● **INSTRUCTIONS FOR THE TASK**: Copy out every line in the entries below that includes "suse".

################

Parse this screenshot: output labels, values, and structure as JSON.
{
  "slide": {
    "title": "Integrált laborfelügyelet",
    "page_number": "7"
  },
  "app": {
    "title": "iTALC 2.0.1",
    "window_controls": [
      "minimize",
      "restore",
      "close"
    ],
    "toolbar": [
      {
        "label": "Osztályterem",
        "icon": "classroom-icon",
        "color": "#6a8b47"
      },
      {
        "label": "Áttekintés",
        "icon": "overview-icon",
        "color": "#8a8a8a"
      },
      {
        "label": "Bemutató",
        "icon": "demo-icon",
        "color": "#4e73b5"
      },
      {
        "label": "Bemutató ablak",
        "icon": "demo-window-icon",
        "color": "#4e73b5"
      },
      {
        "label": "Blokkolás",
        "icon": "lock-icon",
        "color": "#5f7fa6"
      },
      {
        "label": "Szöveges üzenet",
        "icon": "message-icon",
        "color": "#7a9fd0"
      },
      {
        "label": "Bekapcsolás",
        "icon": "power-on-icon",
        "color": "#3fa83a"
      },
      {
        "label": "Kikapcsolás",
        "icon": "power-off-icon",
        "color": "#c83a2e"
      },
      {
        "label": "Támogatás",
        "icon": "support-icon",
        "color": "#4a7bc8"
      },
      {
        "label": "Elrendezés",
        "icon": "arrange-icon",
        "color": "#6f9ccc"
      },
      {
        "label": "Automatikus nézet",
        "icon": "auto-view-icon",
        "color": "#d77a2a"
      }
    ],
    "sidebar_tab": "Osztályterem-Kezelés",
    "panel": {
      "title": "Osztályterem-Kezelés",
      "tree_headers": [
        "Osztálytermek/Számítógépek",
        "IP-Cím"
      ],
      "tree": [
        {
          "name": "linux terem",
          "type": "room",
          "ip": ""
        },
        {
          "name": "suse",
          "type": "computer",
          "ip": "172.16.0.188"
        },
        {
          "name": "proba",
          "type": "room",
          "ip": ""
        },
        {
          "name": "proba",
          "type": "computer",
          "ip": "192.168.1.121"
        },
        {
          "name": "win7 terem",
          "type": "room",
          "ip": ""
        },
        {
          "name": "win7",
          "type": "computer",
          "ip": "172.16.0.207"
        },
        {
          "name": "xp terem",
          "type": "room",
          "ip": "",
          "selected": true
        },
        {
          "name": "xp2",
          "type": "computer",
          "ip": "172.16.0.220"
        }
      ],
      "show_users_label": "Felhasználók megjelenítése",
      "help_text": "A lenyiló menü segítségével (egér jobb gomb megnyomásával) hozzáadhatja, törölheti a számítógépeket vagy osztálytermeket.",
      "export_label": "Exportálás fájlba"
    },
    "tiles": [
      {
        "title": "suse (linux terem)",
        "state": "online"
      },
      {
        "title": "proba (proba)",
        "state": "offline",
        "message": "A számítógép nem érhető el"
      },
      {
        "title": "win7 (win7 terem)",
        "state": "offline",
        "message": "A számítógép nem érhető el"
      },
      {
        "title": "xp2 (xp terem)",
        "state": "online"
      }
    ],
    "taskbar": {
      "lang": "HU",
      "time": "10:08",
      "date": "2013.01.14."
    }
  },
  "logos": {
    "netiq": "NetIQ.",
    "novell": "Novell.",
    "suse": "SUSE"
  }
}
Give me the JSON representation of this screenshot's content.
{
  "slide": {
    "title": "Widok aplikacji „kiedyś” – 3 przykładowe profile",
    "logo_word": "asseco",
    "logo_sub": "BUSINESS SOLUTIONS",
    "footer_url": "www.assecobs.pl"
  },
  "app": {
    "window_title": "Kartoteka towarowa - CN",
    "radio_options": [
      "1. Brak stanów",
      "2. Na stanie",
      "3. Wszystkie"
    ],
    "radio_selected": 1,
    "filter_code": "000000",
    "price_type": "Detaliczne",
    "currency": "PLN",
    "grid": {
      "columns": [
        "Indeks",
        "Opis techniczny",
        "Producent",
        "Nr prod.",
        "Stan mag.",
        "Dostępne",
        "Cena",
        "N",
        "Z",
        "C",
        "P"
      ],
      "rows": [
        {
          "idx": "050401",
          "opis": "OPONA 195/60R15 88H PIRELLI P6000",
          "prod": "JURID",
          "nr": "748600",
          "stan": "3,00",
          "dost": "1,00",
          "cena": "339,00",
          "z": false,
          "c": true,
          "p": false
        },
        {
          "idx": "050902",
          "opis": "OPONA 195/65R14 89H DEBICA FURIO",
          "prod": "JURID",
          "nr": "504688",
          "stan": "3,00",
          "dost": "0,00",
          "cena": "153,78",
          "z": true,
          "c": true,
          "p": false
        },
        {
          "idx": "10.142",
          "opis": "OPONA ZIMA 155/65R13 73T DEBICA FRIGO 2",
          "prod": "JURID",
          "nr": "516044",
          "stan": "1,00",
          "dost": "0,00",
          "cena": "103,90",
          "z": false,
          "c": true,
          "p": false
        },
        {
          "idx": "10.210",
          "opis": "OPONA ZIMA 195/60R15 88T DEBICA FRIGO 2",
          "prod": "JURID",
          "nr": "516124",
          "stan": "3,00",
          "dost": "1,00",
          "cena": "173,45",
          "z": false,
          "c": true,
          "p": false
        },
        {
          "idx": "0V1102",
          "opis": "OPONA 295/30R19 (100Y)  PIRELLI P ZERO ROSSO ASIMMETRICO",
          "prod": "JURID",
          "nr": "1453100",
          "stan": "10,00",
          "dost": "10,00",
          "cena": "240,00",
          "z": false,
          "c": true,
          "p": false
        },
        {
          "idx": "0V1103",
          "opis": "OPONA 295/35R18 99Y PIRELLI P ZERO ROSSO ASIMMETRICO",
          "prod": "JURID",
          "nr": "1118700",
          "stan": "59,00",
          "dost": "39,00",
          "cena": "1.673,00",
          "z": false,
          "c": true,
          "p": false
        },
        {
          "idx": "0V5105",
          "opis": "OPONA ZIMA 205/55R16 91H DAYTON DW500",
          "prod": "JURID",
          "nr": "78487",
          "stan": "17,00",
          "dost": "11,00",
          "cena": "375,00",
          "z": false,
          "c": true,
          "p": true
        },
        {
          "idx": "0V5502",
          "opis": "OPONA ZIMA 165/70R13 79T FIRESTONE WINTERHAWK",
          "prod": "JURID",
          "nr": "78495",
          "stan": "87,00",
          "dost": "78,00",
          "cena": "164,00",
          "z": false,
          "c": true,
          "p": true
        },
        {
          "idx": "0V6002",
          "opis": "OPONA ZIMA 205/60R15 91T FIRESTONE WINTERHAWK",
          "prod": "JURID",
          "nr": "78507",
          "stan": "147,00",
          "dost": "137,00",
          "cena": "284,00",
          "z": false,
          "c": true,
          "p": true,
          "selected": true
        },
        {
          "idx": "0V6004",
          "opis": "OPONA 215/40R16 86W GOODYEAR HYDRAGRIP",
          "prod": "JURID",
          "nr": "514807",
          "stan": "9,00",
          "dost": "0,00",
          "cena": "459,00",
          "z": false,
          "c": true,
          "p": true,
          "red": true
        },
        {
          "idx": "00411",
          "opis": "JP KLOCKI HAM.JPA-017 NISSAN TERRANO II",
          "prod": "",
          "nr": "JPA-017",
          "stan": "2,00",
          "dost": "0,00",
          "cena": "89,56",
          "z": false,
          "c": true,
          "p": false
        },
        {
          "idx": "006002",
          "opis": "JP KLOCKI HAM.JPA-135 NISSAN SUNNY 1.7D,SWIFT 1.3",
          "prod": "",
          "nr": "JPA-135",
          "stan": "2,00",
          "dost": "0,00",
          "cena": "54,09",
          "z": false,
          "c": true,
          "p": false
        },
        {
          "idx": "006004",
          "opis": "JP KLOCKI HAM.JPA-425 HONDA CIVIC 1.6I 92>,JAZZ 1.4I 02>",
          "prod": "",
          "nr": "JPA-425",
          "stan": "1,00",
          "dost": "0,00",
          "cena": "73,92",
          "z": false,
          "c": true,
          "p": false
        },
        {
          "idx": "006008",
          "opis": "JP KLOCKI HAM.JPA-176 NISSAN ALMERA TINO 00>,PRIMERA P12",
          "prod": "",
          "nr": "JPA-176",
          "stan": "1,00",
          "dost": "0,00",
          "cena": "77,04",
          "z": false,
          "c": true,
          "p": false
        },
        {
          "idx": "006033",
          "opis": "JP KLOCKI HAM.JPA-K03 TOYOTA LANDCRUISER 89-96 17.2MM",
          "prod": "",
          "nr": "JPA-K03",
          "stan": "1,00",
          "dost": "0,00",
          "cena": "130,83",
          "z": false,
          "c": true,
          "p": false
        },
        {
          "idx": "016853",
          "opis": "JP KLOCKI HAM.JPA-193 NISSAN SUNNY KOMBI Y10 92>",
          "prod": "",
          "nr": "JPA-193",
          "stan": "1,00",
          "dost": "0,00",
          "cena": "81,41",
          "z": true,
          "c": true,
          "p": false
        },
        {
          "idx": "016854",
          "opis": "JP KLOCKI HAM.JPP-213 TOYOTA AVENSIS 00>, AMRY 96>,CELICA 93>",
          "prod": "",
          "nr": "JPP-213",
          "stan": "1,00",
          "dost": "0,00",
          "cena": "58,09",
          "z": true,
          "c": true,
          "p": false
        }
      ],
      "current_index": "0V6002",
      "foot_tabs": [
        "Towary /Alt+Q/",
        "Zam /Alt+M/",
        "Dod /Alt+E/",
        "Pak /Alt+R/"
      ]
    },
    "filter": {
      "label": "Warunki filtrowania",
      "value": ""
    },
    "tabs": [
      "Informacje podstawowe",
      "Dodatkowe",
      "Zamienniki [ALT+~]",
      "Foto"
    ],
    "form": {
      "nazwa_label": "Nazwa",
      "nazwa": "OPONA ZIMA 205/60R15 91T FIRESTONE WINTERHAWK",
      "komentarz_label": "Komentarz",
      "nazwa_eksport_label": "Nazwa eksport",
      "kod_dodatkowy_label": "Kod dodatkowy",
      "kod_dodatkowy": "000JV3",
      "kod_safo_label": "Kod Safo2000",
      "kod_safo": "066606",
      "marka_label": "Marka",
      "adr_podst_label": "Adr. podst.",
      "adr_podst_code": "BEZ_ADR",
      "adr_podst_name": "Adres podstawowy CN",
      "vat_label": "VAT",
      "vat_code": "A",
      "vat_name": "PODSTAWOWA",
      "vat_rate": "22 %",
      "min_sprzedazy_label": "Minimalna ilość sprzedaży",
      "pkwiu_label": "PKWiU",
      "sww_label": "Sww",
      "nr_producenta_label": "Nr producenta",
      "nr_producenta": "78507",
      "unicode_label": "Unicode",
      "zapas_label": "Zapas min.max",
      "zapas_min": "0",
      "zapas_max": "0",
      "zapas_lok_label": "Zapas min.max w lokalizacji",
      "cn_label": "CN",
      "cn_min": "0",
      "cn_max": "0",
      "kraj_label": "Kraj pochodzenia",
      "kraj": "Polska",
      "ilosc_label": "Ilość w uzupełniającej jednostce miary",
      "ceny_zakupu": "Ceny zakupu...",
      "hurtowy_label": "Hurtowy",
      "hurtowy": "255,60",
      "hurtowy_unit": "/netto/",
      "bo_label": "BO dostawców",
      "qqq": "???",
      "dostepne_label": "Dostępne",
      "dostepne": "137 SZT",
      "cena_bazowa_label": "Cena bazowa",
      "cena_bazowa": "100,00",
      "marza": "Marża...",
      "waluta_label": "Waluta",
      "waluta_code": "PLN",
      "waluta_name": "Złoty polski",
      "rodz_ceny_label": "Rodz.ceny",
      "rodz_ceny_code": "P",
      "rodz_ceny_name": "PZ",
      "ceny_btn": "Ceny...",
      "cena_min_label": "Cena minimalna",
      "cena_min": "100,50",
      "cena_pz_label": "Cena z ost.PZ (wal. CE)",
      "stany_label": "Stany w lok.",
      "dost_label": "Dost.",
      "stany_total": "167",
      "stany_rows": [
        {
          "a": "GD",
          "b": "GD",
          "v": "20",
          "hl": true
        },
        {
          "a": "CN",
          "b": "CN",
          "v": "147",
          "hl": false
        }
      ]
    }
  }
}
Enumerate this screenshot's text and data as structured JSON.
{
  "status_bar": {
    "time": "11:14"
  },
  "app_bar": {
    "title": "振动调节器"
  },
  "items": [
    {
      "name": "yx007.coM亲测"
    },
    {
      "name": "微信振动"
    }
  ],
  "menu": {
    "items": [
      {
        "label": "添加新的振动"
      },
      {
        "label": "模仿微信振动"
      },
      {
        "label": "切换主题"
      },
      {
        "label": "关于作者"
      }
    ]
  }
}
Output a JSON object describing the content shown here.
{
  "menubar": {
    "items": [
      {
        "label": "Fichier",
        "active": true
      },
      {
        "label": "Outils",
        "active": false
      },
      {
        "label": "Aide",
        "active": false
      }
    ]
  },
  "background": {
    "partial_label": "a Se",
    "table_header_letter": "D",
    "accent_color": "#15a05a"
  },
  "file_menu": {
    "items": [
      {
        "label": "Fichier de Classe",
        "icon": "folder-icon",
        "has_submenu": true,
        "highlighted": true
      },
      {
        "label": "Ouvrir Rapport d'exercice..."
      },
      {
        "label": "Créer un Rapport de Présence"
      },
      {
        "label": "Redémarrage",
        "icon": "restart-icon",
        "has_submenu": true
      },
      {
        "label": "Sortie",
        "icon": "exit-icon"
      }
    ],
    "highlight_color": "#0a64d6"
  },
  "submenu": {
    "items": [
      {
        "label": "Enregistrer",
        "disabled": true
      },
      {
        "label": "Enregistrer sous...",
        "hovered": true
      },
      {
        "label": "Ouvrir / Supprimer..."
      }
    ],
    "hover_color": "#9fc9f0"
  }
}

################

● **WRITTEN SOLUTION**:
          "name": "suse",
        "title": "suse (linux terem)",
    "suse": "SUSE"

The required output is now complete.